– Flash provides basically the same features and is supported on pretty much all browsers. Let’s face it: Most web users have flash running right now with Stage3D capabilities and they are a much larger market. WebGL provides no real benefit over Stage3D for the majority of developers either. The idea that Adobe is burying flash is a misunderstanding: They are burying the mobile flash plugin, which has simply always sucked and they can not get it right, performance wise or conceptually. But the mobile platforms don’t need browser plugins or even HTML5 (which arguably runs as bad or worse on mobile when reproducing flash-like content) for good user experience: They have apps. Flash to App publishing is still part of Adobe’s strategy.
Compared to installed base and market size, issues like performance or “open standards” are not very important. I would like for WebGL to be the future – I would still bet my money on Flash. It’s really not the developers who decide this, it is the market.
Krustovsky () - 20 12 11 - 00:15
Internet Explorer is not the issue here, that’s why there is IEWebGL. And Flash: Well, this doesn’t work on mobile devices. The market of the future. WebGL is better there.
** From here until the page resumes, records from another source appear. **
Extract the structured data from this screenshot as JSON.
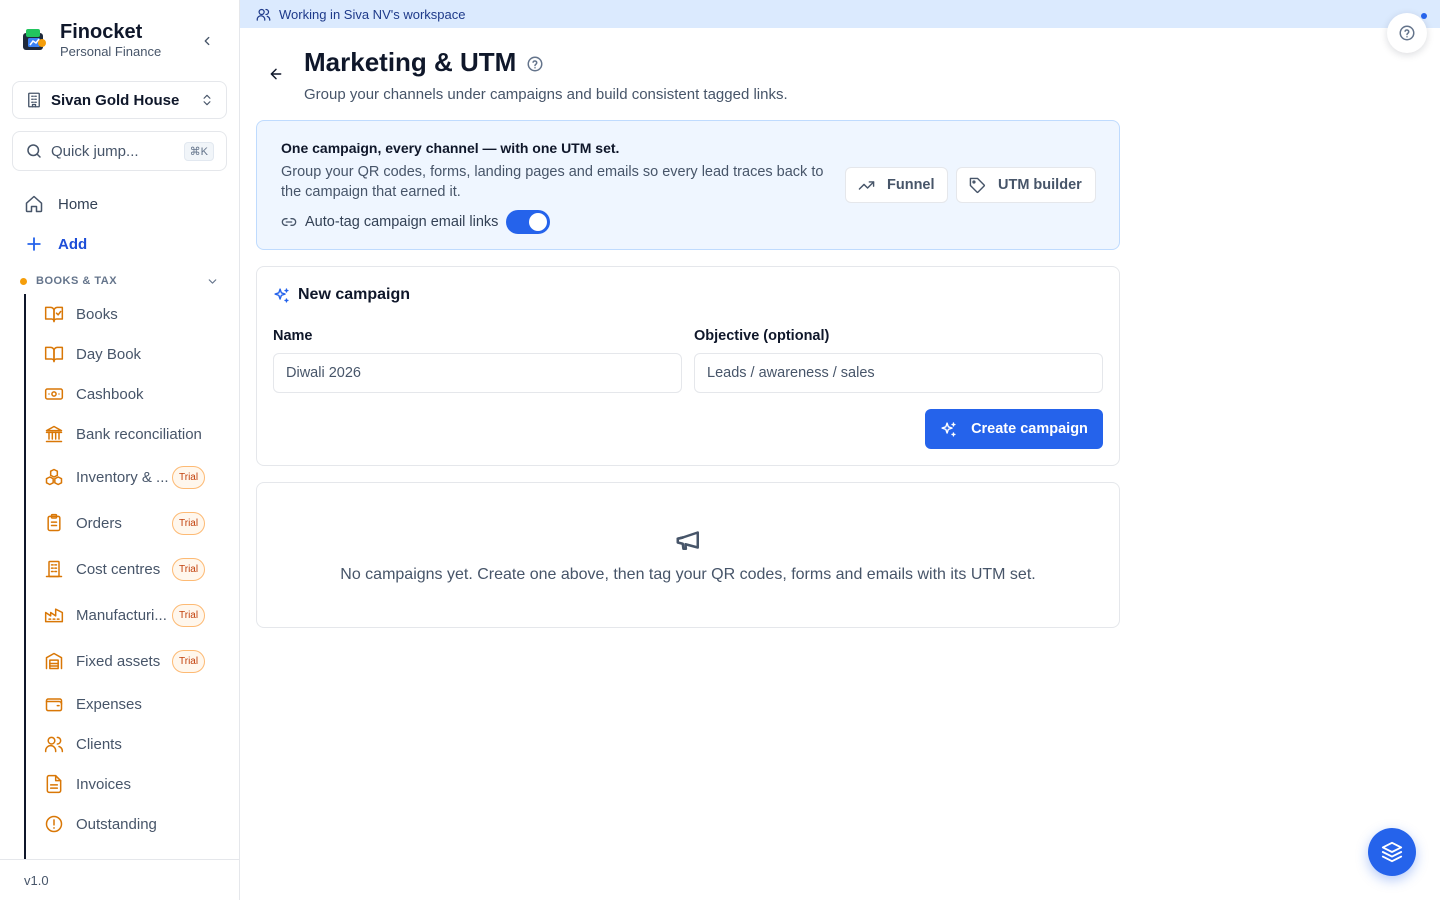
{
  "brand": {
    "name": "Finocket",
    "subtitle": "Personal Finance"
  },
  "workspace": {
    "name": "Sivan Gold House"
  },
  "quick_jump": {
    "label": "Quick jump...",
    "shortcut": "⌘K"
  },
  "nav": {
    "home": "Home",
    "add": "Add"
  },
  "section": {
    "title": "BOOKS & TAX"
  },
  "sub_items": [
    {
      "label": "Books",
      "icon": "book-check-icon"
    },
    {
      "label": "Day Book",
      "icon": "book-open-icon"
    },
    {
      "label": "Cashbook",
      "icon": "banknote-icon"
    },
    {
      "label": "Bank reconciliation",
      "icon": "landmark-icon"
    },
    {
      "label": "Inventory & ...",
      "icon": "boxes-icon",
      "badge": "Trial"
    },
    {
      "label": "Orders",
      "icon": "clipboard-list-icon",
      "badge": "Trial"
    },
    {
      "label": "Cost centres",
      "icon": "building-icon",
      "badge": "Trial"
    },
    {
      "label": "Manufacturi...",
      "icon": "factory-icon",
      "badge": "Trial"
    },
    {
      "label": "Fixed assets",
      "icon": "warehouse-icon",
      "badge": "Trial"
    },
    {
      "label": "Expenses",
      "icon": "wallet-icon"
    },
    {
      "label": "Clients",
      "icon": "users-icon"
    },
    {
      "label": "Invoices",
      "icon": "file-text-icon"
    },
    {
      "label": "Outstanding",
      "icon": "alert-circle-icon"
    }
  ],
  "version": "v1.0",
  "banner": {
    "text": "Working in Siva NV's workspace"
  },
  "page": {
    "title": "Marketing & UTM",
    "subtitle": "Group your channels under campaigns and build consistent tagged links."
  },
  "info": {
    "title": "One campaign, every channel — with one UTM set.",
    "description": "Group your QR codes, forms, landing pages and emails so every lead traces back to the campaign that earned it.",
    "autotag_label": "Auto-tag campaign email links",
    "autotag_enabled": true,
    "funnel_label": "Funnel",
    "utm_builder_label": "UTM builder"
  },
  "new_campaign": {
    "title": "New campaign",
    "name_label": "Name",
    "name_placeholder": "Diwali 2026",
    "objective_label": "Objective (optional)",
    "objective_placeholder": "Leads / awareness / sales",
    "create_label": "Create campaign"
  },
  "empty": {
    "text": "No campaigns yet. Create one above, then tag your QR codes, forms and emails with its UTM set."
  },
  "colors": {
    "accent": "#2563eb",
    "warning": "#f59e0b",
    "icon_orange": "#d97706"
  }
}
pelham1 - 20 12 11 - 05:40
If you require another plugin for the leading browser, you’re really back to square one. As I’ve already said, Flash may not work as a mobile plugin, but Flash can publish to Apps and will likely support Stage3D there too. If you want a compelling experience on mobile, you will want an app. No matter what you do, you will have to change the mobile version anyway, as the input methods on mobile are fundamentally different. As for WebGL being better on mobile: Right now it doesn’t even exist and there’s no telling when it will arrive (who knows if and when Apple will even support it) and how well it can really perform. In any case it will very likely not be better than Flash apps, so if all you want is share a codebase, Flash might still be the better option. If you don’t care about sharing the codebase, do a native app.
Krustovsky - 20 12 11 - 22:28